In the mean time I’ve got to buckle down and keep job searching out that way. That’s the real pain in the butt. In the next couple of days I’ll probably try to do a couple of posts that finish up my trip out there, because it was a lot of fun.


An Offer I Probably Can’t Refuse

February 5, 2007

Last Friday I was contacted by a recruiter from Google. They’ve apparently got an opening for a Web Applications Engineer that I might be a pretty good fit for. Wow. When they were visiting CU last year they wouldn’t even sit down to meet with me, now they’re calling me to see if I want to work for them.

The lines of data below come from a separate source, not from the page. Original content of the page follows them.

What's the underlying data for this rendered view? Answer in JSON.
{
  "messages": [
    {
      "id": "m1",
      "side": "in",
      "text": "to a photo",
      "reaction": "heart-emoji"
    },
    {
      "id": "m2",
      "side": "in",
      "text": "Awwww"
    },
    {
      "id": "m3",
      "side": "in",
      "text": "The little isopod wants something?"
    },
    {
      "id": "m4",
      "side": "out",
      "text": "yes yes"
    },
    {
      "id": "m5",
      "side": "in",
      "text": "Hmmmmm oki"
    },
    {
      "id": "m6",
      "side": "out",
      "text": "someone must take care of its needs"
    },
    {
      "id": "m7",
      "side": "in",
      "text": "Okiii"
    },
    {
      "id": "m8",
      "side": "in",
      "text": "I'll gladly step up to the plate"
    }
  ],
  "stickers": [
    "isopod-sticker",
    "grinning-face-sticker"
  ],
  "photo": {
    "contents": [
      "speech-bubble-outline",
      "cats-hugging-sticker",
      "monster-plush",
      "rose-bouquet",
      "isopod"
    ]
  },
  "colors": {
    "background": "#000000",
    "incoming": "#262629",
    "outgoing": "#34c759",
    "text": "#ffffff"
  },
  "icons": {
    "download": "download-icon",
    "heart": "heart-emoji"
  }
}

I know it’s not quite that simplistic or extreme. First, when I wanted to meet with them last year I didn’t have the experience in web apps that I do now. Second, they may not actually have had a position that fit me last year. Third, I’m not so fantastic that they just had to come find me; this guy’s job probably includes—if it’s not completely limited to—perusing and its ilk looking for people to fill positions.

All the same, it’s quite exciting for me that I even meet the requirements to work at Google. I don’t know what I’ll do if they offer me the job since I don’t really want to move to California. But how do you say ‘no’ to Google? Plus, it would be cool to get to hang out with David and Micah again, and to meet Christian, Alex, Mike, and maybe even Paul for reals.


A Question

August 9, 2006

Today has been a very frustrating day, and it’s only about half over. I have been frustrated by just about everything I do, everything I read, everything I think. I have my opinions, I hear other people’s, and I’ve no way of really making decisions about the merits of any of them. My opinions are based on my personal biases and experiences, and (hopefully) on some semblance of fact—something independently observable or verifiable. But so is the other guy’s opinion. If they’re in opposition, how does one choose? I’ve no real reason to believe that my opinion is any better than anyone else’s, except, perhaps, that it is my opinion—but that hardly seems like a very legitimate reason. This frustrates me.

Anyway, on to my question: When beginning a new project, how does one decide what language to use? As I’m sure you all know, I despise Java, and I now find myself on a project that—at least for the time being—is written in Java. I have, however, been given permission to port the prototype over to Python for comparison. Now I’m sure that Python will put the Java prototype to shame, but the conundrum is this: why not Ruby, or C#, or C++?

I look at a problem and pretty much always think that Python would provide a great solution; on the few occasions where Python’s garbage collection proves a problem, you can always write a C extension for that bit of code that needs the optimization. There is no silver bullet, but Python always looks pretty damn shiny to me. So why doesn’t everybody use it? Don’t get me wrong, I’m not fan-boying Python here; I love the language, but I do not believe it is perfect or the answer to all our problems. But it does always seem to be the answer to every problem I encounter. So I must be missing a piece of the puzzle. Unless of course, the fact is that Python, Ruby, C#, or what have you, are all pretty much equal, and it’s only a matter of personal taste…

Sometimes it seems that there are obvious deficiencies in a language, but when there aren’t, what tips the scales in favor of one language or another? Someone please straighten me out here. My head hurts.


Postponing the Inevitable

July 5, 2006

A little over a week ago, Liz Bradley offered me another job as a research assitant on a different project with her and Ken Anderson. I decided to take it. Research seems to agree with me, it’s more money than I’m making now, and it’s the only offer I’ve gotten. But it’s only for up to a year, so I’m still going to have to figure out what I want to do afterwards. I just have a little more time to figure it out. In the mean time, I get to stay in Boulder with Dan and keep playing capoeira with Larry.